The two buildings next to the McFarlin Building in the 1943 photo were torn down around 2003 to make room for a parking lot.
Seidenbach’s Specialty Department Store was built on Main Street around 1926. It had a four-story gothic façade with an interior modeled on an open Italian villa. The store closed in 1963 and sadly the building was destroyed soon after. Link
Located on the corner of 6th and Main was the Atco Building. Next to the Atco Building is Jenkins Music Store and Vandevers. The McFarlin and Thompson buildings are shown in the background. Photo courtesy of the Beryl Ford Collection/Rotary Club of Tulsa, Tulsa City-County Library and Tulsa Historical Society.
Before the electric refrigerator became a ubiquitous household appliance people used iceboxes to store food. Beginning in the early nineteenth century, and peaking around 1890-1900, ice houses stored ice that had either been naturally harvested or artificially created until it made it’s way to the customer. The ice man in his horse-drawn ice wagon (and later in ice trucks) would then make regular door-to-door deliveries of block ice and was as much a social institution as the milk man.
One such ice house was Tulsa Ice Co. Located at East Sixth Street and Xanthus Avenue, it was renovated in 2013 and is now home to Selser Schaefer Architects.
When I started photographing Tulsa back in 2007 Downtown was just starting to be redeveloped. It has been exciting to watch all the changes as they happen, especially in the Brady District.
In 2012 the Fairfield became the first hotel opened in the Brady District. Now in addition to the hotel there are two restaurants (Laffa and Prhyme) and two bars (Mainline and Zin). As the photo of Main Street and Archer in the 1940's shows Downtown Tulsa still has a lot of redevelopment potential but it is on the right track!
Today the historic Brady Theater is known for hosting performances from some of the greatest names in show business: Tony Bennett, Buddy Holly, Willie Nelson, Stevie Ray Vaughn, The Pixies…the list goes on and on. Completed in 1914, it was originally named Convention Hall and was billed as the largest hall between Kansas City and Houston. The theater was updated in 1930 and again in 1952 when it was renamed the Tulsa Municipal Theater.
In addition to hosting thousands of performances Brady Theater also played a part in the Tulsa Race Riot of 1921 as it was used to detain black men rounded up by the National Guard. This shameful portion of Tulsa’s history was covered up for many years. An article from This Land newspaper recounted the life of the namesake of Brady Theater Tate Brady and his alleged role in the 1921 race riot. For more information on the Tulsa Race Riot check out Riot and Remembrance: The Tulsa Race War and its Legacy by James S. Hirsch.

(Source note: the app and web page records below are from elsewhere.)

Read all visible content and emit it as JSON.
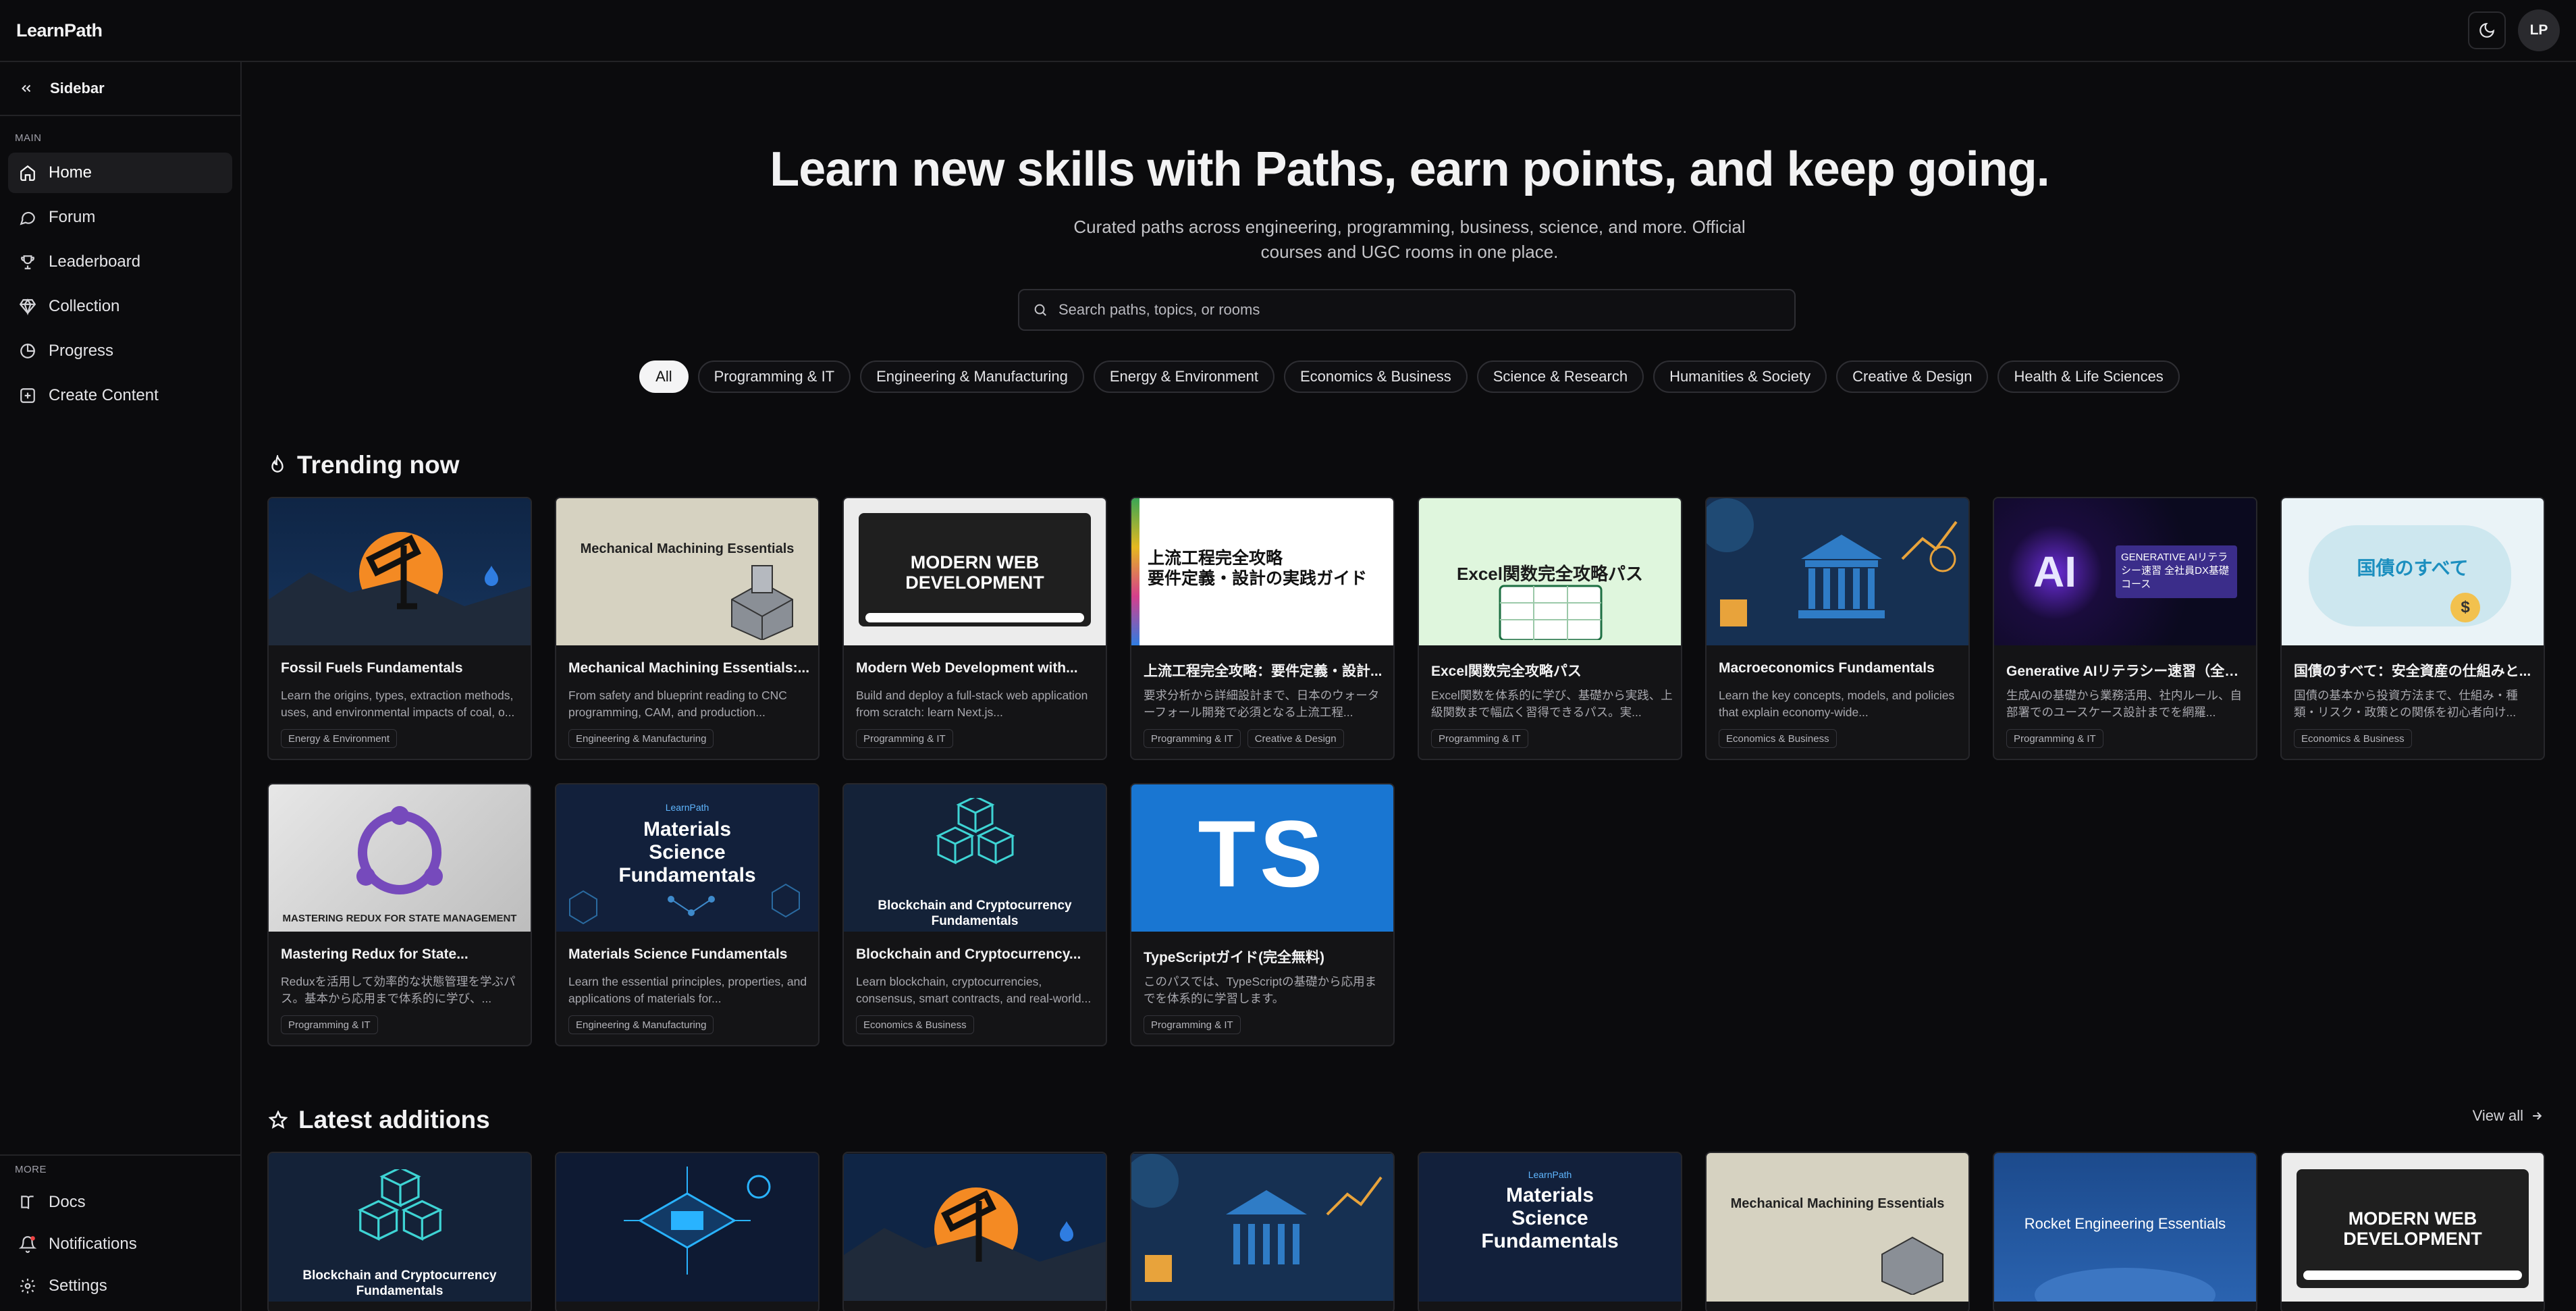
{
  "app": {
    "brand": "LearnPath",
    "avatar_initials": "LP"
  },
  "sidebar": {
    "toggle_label": "Sidebar",
    "main_section": "MAIN",
    "items": [
      {
        "label": "Home",
        "icon": "home-icon",
        "active": true
      },
      {
        "label": "Forum",
        "icon": "chat-icon"
      },
      {
        "label": "Leaderboard",
        "icon": "trophy-icon"
      },
      {
        "label": "Collection",
        "icon": "gem-icon"
      },
      {
        "label": "Progress",
        "icon": "progress-icon"
      },
      {
        "label": "Create Content",
        "icon": "create-icon"
      }
    ],
    "more_section": "MORE",
    "more_items": [
      {
        "label": "Docs",
        "icon": "docs-icon"
      },
      {
        "label": "Notifications",
        "icon": "bell-icon"
      },
      {
        "label": "Settings",
        "icon": "gear-icon"
      }
    ]
  },
  "hero": {
    "title": "Learn new skills with Paths, earn points, and keep going.",
    "subtitle": "Curated paths across engineering, programming, business, science, and more. Official courses and UGC rooms in one place.",
    "search_placeholder": "Search paths, topics, or rooms"
  },
  "categories": [
    "All",
    "Programming & IT",
    "Engineering & Manufacturing",
    "Energy & Environment",
    "Economics & Business",
    "Science & Research",
    "Humanities & Society",
    "Creative & Design",
    "Health & Life Sciences"
  ],
  "trending": {
    "title": "Trending now",
    "cards": [
      {
        "title": "Fossil Fuels Fundamentals",
        "desc": "Learn the origins, types, extraction methods, uses, and environmental impacts of coal, o...",
        "tags": [
          "Energy & Environment"
        ]
      },
      {
        "title": "Mechanical Machining Essentials:...",
        "desc": "From safety and blueprint reading to CNC programming, CAM, and production...",
        "tags": [
          "Engineering & Manufacturing"
        ],
        "thumb_text": "Mechanical Machining Essentials"
      },
      {
        "title": "Modern Web Development with...",
        "desc": "Build and deploy a full-stack web application from scratch: learn Next.js...",
        "tags": [
          "Programming & IT"
        ],
        "thumb_text": "MODERN WEB DEVELOPMENT"
      },
      {
        "title": "上流工程完全攻略：要件定義・設計...",
        "desc": "要求分析から詳細設計まで、日本のウォーターフォール開発で必須となる上流工程...",
        "tags": [
          "Programming & IT",
          "Creative & Design"
        ],
        "thumb_text": "上流工程完全攻略\n要件定義・設計の実践ガイド"
      },
      {
        "title": "Excel関数完全攻略パス",
        "desc": "Excel関数を体系的に学び、基礎から実践、上級関数まで幅広く習得できるパス。実...",
        "tags": [
          "Programming & IT"
        ],
        "thumb_text": "Excel関数完全攻略パス"
      },
      {
        "title": "Macroeconomics Fundamentals",
        "desc": "Learn the key concepts, models, and policies that explain economy-wide...",
        "tags": [
          "Economics & Business"
        ]
      },
      {
        "title": "Generative AIリテラシー速習（全社...",
        "desc": "生成AIの基礎から業務活用、社内ルール、自部署でのユースケース設計までを網羅...",
        "tags": [
          "Programming & IT"
        ],
        "thumb_text": "GENERATIVE AIリテラシー速習 全社員DX基礎コース"
      },
      {
        "title": "国債のすべて：安全資産の仕組みと...",
        "desc": "国債の基本から投資方法まで、仕組み・種類・リスク・政策との関係を初心者向け...",
        "tags": [
          "Economics & Business"
        ],
        "thumb_text": "国債のすべて"
      },
      {
        "title": "Mastering Redux for State...",
        "desc": "Reduxを活用して効率的な状態管理を学ぶパス。基本から応用まで体系的に学び、...",
        "tags": [
          "Programming & IT"
        ],
        "thumb_text": "MASTERING REDUX FOR STATE MANAGEMENT"
      },
      {
        "title": "Materials Science Fundamentals",
        "desc": "Learn the essential principles, properties, and applications of materials for...",
        "tags": [
          "Engineering & Manufacturing"
        ],
        "thumb_text": "Materials Science Fundamentals",
        "thumb_brand": "LearnPath"
      },
      {
        "title": "Blockchain and Cryptocurrency...",
        "desc": "Learn blockchain, cryptocurrencies, consensus, smart contracts, and real-world...",
        "tags": [
          "Economics & Business"
        ],
        "thumb_text": "Blockchain and Cryptocurrency Fundamentals"
      },
      {
        "title": "TypeScriptガイド(完全無料)",
        "desc": "このパスでは、TypeScriptの基礎から応用までを体系的に学習します。",
        "tags": [
          "Programming & IT"
        ],
        "thumb_text": "TS"
      }
    ]
  },
  "latest": {
    "title": "Latest additions",
    "view_all": "View all",
    "thumbs": [
      "Blockchain and Cryptocurrency Fundamentals",
      "",
      "",
      "",
      "Materials Science Fundamentals",
      "Mechanical Machining Essentials",
      "Rocket Engineering Essentials",
      "MODERN WEB DEVELOPMENT"
    ],
    "thumb_brand": "LearnPath"
  },
  "colors": {
    "background": "#0b0b0d",
    "card": "#141416",
    "accent_ts": "#1976d2",
    "redux": "#764abc"
  }
}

Started in 2007, Forgotten Tulsa's goal is to document the city's rich history. Any pictures that I have not created will be credited. All suggestions and memories are encouraged and appreciated. Follow on Instagram @forgottentulsa.